Inspecting the subject property

Our first duty at Appraisal-One is to inspect the property to determine its true status. We must see aspects of the property hands on, such as the number of bedrooms and bathrooms, the location, living areas, etc, to ensure they indeed are present and are in the shape a reasonable person would expect them to be. To make sure the stated square footage is accurate and describe the layout of the home, the inspection often requires creating a sketch of the floorplan. Most importantly, the appraiser looks for any obvious amenities - or defects - that would have an impact on the value of the property.

Back at the office, we use two or three approaches to determining the value of the property: a sales comparison, a replacement cost calculation, and an income approach when rental properties are prevalent.

Cost Approach

Here, the appraiser pulls information on local building costs, labor rates and other elements to figure out how much it would cost to replace the property being appraised. This estimate often sets the upper limit on what a property would sell for. It's also the least used predictor of value.

Sales Comparison

Appraisers get to know the communities in which they appraise. They thoroughly understand the value of specific features to the homeowners of that area. Then, the appraiser looks up recent sales in close proximity to the subject and finds properties which are 'comparable' to the home being appraised.

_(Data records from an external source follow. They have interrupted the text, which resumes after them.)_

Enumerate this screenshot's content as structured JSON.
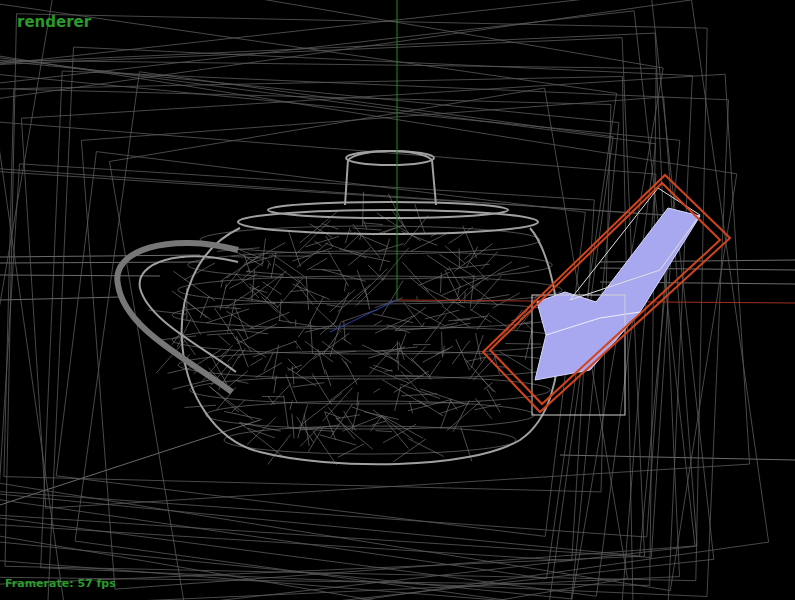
{
  "window": {
    "title": "renderer"
  },
  "viewport": {
    "selection": {
      "visible": true
    }
  },
  "status_bar": {
    "framerate": "Framerate: 57 fps"
  }
}
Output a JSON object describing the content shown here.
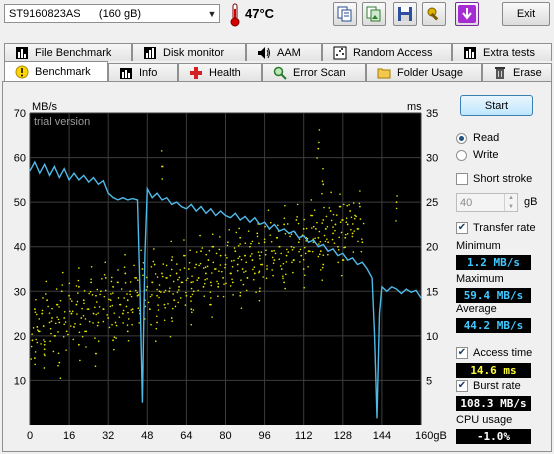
{
  "toolbar": {
    "drive_name": "ST9160823AS",
    "drive_size": "(160 gB)",
    "temperature": "47°C",
    "exit_label": "Exit"
  },
  "tabs_row1": [
    {
      "label": "File Benchmark",
      "icon": "file-benchmark-icon"
    },
    {
      "label": "Disk monitor",
      "icon": "disk-monitor-icon"
    },
    {
      "label": "AAM",
      "icon": "speaker-icon"
    },
    {
      "label": "Random Access",
      "icon": "random-access-icon"
    },
    {
      "label": "Extra tests",
      "icon": "extra-tests-icon"
    }
  ],
  "tabs_row2": [
    {
      "label": "Benchmark",
      "icon": "benchmark-icon",
      "active": true
    },
    {
      "label": "Info",
      "icon": "info-icon"
    },
    {
      "label": "Health",
      "icon": "health-cross-icon"
    },
    {
      "label": "Error Scan",
      "icon": "magnifier-icon"
    },
    {
      "label": "Folder Usage",
      "icon": "folder-icon"
    },
    {
      "label": "Erase",
      "icon": "trash-icon"
    }
  ],
  "controls": {
    "start_label": "Start",
    "read_label": "Read",
    "write_label": "Write",
    "mode": "read",
    "short_stroke_label": "Short stroke",
    "short_stroke_checked": false,
    "short_stroke_value": "40",
    "short_stroke_unit": "gB",
    "transfer_rate_label": "Transfer rate",
    "transfer_rate_checked": true,
    "minimum_label": "Minimum",
    "minimum_value": "1.2 MB/s",
    "maximum_label": "Maximum",
    "maximum_value": "59.4 MB/s",
    "average_label": "Average",
    "average_value": "44.2 MB/s",
    "access_time_label": "Access time",
    "access_time_checked": true,
    "access_time_value": "14.6 ms",
    "burst_rate_label": "Burst rate",
    "burst_rate_checked": true,
    "burst_rate_value": "108.3 MB/s",
    "cpu_usage_label": "CPU usage",
    "cpu_usage_value": "-1.0%"
  },
  "chart_data": {
    "type": "line",
    "watermark": "trial version",
    "x_unit_label": "gB",
    "left_unit": "MB/s",
    "right_unit": "ms",
    "xlim": [
      0,
      160
    ],
    "ylim_left": [
      0,
      70
    ],
    "ylim_right": [
      0,
      35
    ],
    "x_ticks": [
      0,
      16,
      32,
      48,
      64,
      80,
      96,
      112,
      128,
      144,
      160
    ],
    "y_left_ticks": [
      10,
      20,
      30,
      40,
      50,
      60,
      70
    ],
    "y_right_ticks": [
      5,
      10,
      15,
      20,
      25,
      30,
      35
    ],
    "grid": true,
    "background": "#000000",
    "series": [
      {
        "unit": "MB/s",
        "color": "#4fb9e8",
        "points": [
          [
            0,
            57.0
          ],
          [
            2,
            59.0
          ],
          [
            4,
            56.5
          ],
          [
            6,
            58.5
          ],
          [
            8,
            56.0
          ],
          [
            10,
            58.0
          ],
          [
            12,
            55.5
          ],
          [
            14,
            57.5
          ],
          [
            16,
            55.0
          ],
          [
            18,
            56.5
          ],
          [
            20,
            55.0
          ],
          [
            22,
            56.0
          ],
          [
            24,
            54.5
          ],
          [
            26,
            55.5
          ],
          [
            28,
            54.0
          ],
          [
            30,
            54.8
          ],
          [
            32,
            52.0
          ],
          [
            34,
            51.0
          ],
          [
            36,
            50.5
          ],
          [
            38,
            51.0
          ],
          [
            40,
            50.5
          ],
          [
            42,
            50.8
          ],
          [
            44,
            50.5
          ],
          [
            45,
            30.0
          ],
          [
            46,
            5.0
          ],
          [
            47,
            38.0
          ],
          [
            48,
            53.0
          ],
          [
            50,
            51.0
          ],
          [
            52,
            52.0
          ],
          [
            54,
            50.5
          ],
          [
            56,
            51.0
          ],
          [
            58,
            49.5
          ],
          [
            60,
            50.0
          ],
          [
            62,
            49.0
          ],
          [
            64,
            48.5
          ],
          [
            66,
            49.5
          ],
          [
            68,
            48.0
          ],
          [
            70,
            49.0
          ],
          [
            72,
            47.5
          ],
          [
            74,
            48.5
          ],
          [
            76,
            47.0
          ],
          [
            78,
            48.0
          ],
          [
            80,
            47.0
          ],
          [
            82,
            46.5
          ],
          [
            84,
            47.5
          ],
          [
            86,
            46.0
          ],
          [
            88,
            46.8
          ],
          [
            90,
            45.5
          ],
          [
            92,
            46.5
          ],
          [
            94,
            45.0
          ],
          [
            96,
            45.5
          ],
          [
            98,
            44.0
          ],
          [
            100,
            45.0
          ],
          [
            102,
            43.5
          ],
          [
            104,
            44.0
          ],
          [
            106,
            43.0
          ],
          [
            108,
            43.5
          ],
          [
            110,
            42.0
          ],
          [
            112,
            42.5
          ],
          [
            114,
            41.0
          ],
          [
            116,
            41.5
          ],
          [
            118,
            40.0
          ],
          [
            120,
            40.5
          ],
          [
            122,
            39.0
          ],
          [
            124,
            39.5
          ],
          [
            126,
            38.0
          ],
          [
            128,
            38.5
          ],
          [
            130,
            37.0
          ],
          [
            132,
            37.5
          ],
          [
            134,
            36.0
          ],
          [
            136,
            36.5
          ],
          [
            138,
            35.0
          ],
          [
            140,
            33.0
          ],
          [
            141,
            20.0
          ],
          [
            142,
            1.5
          ],
          [
            143,
            25.0
          ],
          [
            144,
            31.0
          ],
          [
            146,
            30.0
          ],
          [
            148,
            31.0
          ],
          [
            150,
            30.5
          ],
          [
            152,
            29.5
          ],
          [
            154,
            30.5
          ],
          [
            156,
            29.8
          ],
          [
            158,
            30.2
          ],
          [
            160,
            28.5
          ]
        ]
      },
      {
        "unit": "ms",
        "color": "#e6e600",
        "points": [
          [
            1,
            9.5
          ],
          [
            2,
            13.0
          ],
          [
            3,
            11.0
          ],
          [
            4,
            10.5
          ],
          [
            5,
            12.5
          ],
          [
            6,
            9.0
          ],
          [
            7,
            14.0
          ],
          [
            8,
            11.5
          ],
          [
            9,
            12.0
          ],
          [
            10,
            10.0
          ],
          [
            11,
            13.5
          ],
          [
            12,
            11.5
          ],
          [
            13,
            15.0
          ],
          [
            14,
            12.0
          ],
          [
            15,
            10.5
          ],
          [
            16,
            14.5
          ],
          [
            17,
            12.5
          ],
          [
            18,
            11.0
          ],
          [
            19,
            13.5
          ],
          [
            20,
            15.5
          ],
          [
            21,
            12.0
          ],
          [
            22,
            14.0
          ],
          [
            23,
            10.5
          ],
          [
            24,
            13.0
          ],
          [
            25,
            16.0
          ],
          [
            26,
            12.5
          ],
          [
            27,
            14.5
          ],
          [
            28,
            11.5
          ],
          [
            29,
            15.0
          ],
          [
            30,
            13.0
          ],
          [
            31,
            16.5
          ],
          [
            32,
            12.0
          ],
          [
            33,
            14.0
          ],
          [
            34,
            15.5
          ],
          [
            35,
            11.5
          ],
          [
            36,
            16.0
          ],
          [
            37,
            13.5
          ],
          [
            38,
            12.5
          ],
          [
            39,
            17.0
          ],
          [
            40,
            14.0
          ],
          [
            41,
            15.0
          ],
          [
            42,
            13.0
          ],
          [
            43,
            16.5
          ],
          [
            44,
            14.5
          ],
          [
            45,
            12.5
          ],
          [
            46,
            17.5
          ],
          [
            47,
            14.0
          ],
          [
            48,
            15.5
          ],
          [
            49,
            13.0
          ],
          [
            50,
            16.0
          ],
          [
            51,
            18.0
          ],
          [
            52,
            14.5
          ],
          [
            53,
            15.0
          ],
          [
            54,
            17.0
          ],
          [
            55,
            13.5
          ],
          [
            56,
            16.5
          ],
          [
            57,
            15.0
          ],
          [
            58,
            18.5
          ],
          [
            59,
            14.0
          ],
          [
            60,
            17.0
          ],
          [
            61,
            15.5
          ],
          [
            62,
            16.0
          ],
          [
            63,
            19.0
          ],
          [
            64,
            14.5
          ],
          [
            65,
            17.5
          ],
          [
            66,
            16.0
          ],
          [
            67,
            15.0
          ],
          [
            68,
            18.0
          ],
          [
            69,
            16.5
          ],
          [
            70,
            19.5
          ],
          [
            71,
            15.5
          ],
          [
            72,
            17.0
          ],
          [
            73,
            18.5
          ],
          [
            74,
            16.0
          ],
          [
            75,
            20.0
          ],
          [
            76,
            17.5
          ],
          [
            77,
            15.5
          ],
          [
            78,
            19.0
          ],
          [
            79,
            16.5
          ],
          [
            80,
            18.0
          ],
          [
            81,
            20.5
          ],
          [
            82,
            17.0
          ],
          [
            83,
            16.0
          ],
          [
            84,
            19.5
          ],
          [
            85,
            18.0
          ],
          [
            86,
            21.0
          ],
          [
            87,
            17.5
          ],
          [
            88,
            19.0
          ],
          [
            89,
            16.5
          ],
          [
            90,
            20.0
          ],
          [
            91,
            18.5
          ],
          [
            92,
            17.0
          ],
          [
            93,
            21.5
          ],
          [
            94,
            19.0
          ],
          [
            95,
            18.0
          ],
          [
            96,
            20.5
          ],
          [
            97,
            17.5
          ],
          [
            98,
            22.0
          ],
          [
            99,
            19.5
          ],
          [
            100,
            18.5
          ],
          [
            101,
            21.0
          ],
          [
            102,
            20.0
          ],
          [
            103,
            17.5
          ],
          [
            104,
            22.5
          ],
          [
            105,
            19.0
          ],
          [
            106,
            21.5
          ],
          [
            107,
            20.0
          ],
          [
            108,
            18.5
          ],
          [
            109,
            23.0
          ],
          [
            110,
            20.5
          ],
          [
            111,
            19.0
          ],
          [
            112,
            22.0
          ],
          [
            113,
            21.0
          ],
          [
            114,
            19.5
          ],
          [
            115,
            23.5
          ],
          [
            116,
            20.5
          ],
          [
            117,
            22.0
          ],
          [
            118,
            21.0
          ],
          [
            119,
            19.5
          ],
          [
            120,
            23.0
          ],
          [
            121,
            22.0
          ],
          [
            122,
            20.5
          ],
          [
            123,
            24.0
          ],
          [
            124,
            21.5
          ],
          [
            125,
            22.5
          ],
          [
            126,
            20.0
          ],
          [
            127,
            24.5
          ],
          [
            128,
            23.0
          ],
          [
            129,
            21.0
          ],
          [
            130,
            22.5
          ],
          [
            131,
            24.0
          ],
          [
            132,
            21.5
          ],
          [
            133,
            23.5
          ],
          [
            134,
            22.0
          ],
          [
            135,
            24.5
          ],
          [
            136,
            20.5
          ],
          [
            2,
            7.5
          ],
          [
            6,
            8.5
          ],
          [
            12,
            7.0
          ],
          [
            20,
            9.0
          ],
          [
            27,
            8.0
          ],
          [
            34,
            9.5
          ],
          [
            40,
            10.5
          ],
          [
            52,
            11.5
          ],
          [
            58,
            12.0
          ],
          [
            66,
            13.0
          ],
          [
            74,
            13.5
          ],
          [
            86,
            14.5
          ],
          [
            94,
            15.0
          ],
          [
            104,
            16.0
          ],
          [
            112,
            17.5
          ],
          [
            120,
            18.0
          ],
          [
            128,
            18.5
          ],
          [
            54,
            29.0
          ],
          [
            120,
            27.0
          ],
          [
            118,
            31.0
          ],
          [
            150,
            25.0
          ]
        ]
      }
    ]
  }
}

Using knowledge of the value of certain items such as upgraded appliances, additional bathrooms, additional living area, quality of construction, lot size, we add or subtract from each comparable's sales price so that they more accurately match the features of subject.

  • Say, for example, the comparable has an extra half bath that the subject doesn't, the appraiser may subtract the value of that half bath from the sales price of the comparable.
  • If the subject has an extra half-bathroom and the comparable does not, the appraiser might add a certain amount to the comparable property.

Once all necessary adjustments have been made, the appraiser reconciles the adjusted sales prices of all the comps and then derives an opinion of what the subject could sell for. When it comes to associating a value with features of homes in Huntington Beach and Orange, Appraisal-One is second to none. This approach to value is commonly awarded the most consideration when an appraisal is for a home purchase.

Valuation Using the Income Approach

A third method of valuing real estate is sometimes used when an area has a measurable number of renter occupied properties. In this case, the amount of income the real estate produces is taken into consideration along with other rents in the area for comparable properties to determine the current value.

Reconciliation

Analyzing the data from all approaches, the appraiser is then ready to state an estimated market value for the property at hand. Note: While this amount is probably the most accurate indication of what a house is worth, it probably will not be the final sales price. There are always mitigating factors such as the seller's desire to get out of the property, urgency or 'bidding wars' that may adjust an offer or listing price up or down. But the appraised value is often employed as a guideline for lenders who don't want to loan a buyer more money than the property is actually worth. Here's what it all boils down to, an appraiser from Appraisal-One will guarantee you get the most fair and balanced property value, so you can make the most informed real estate decisions.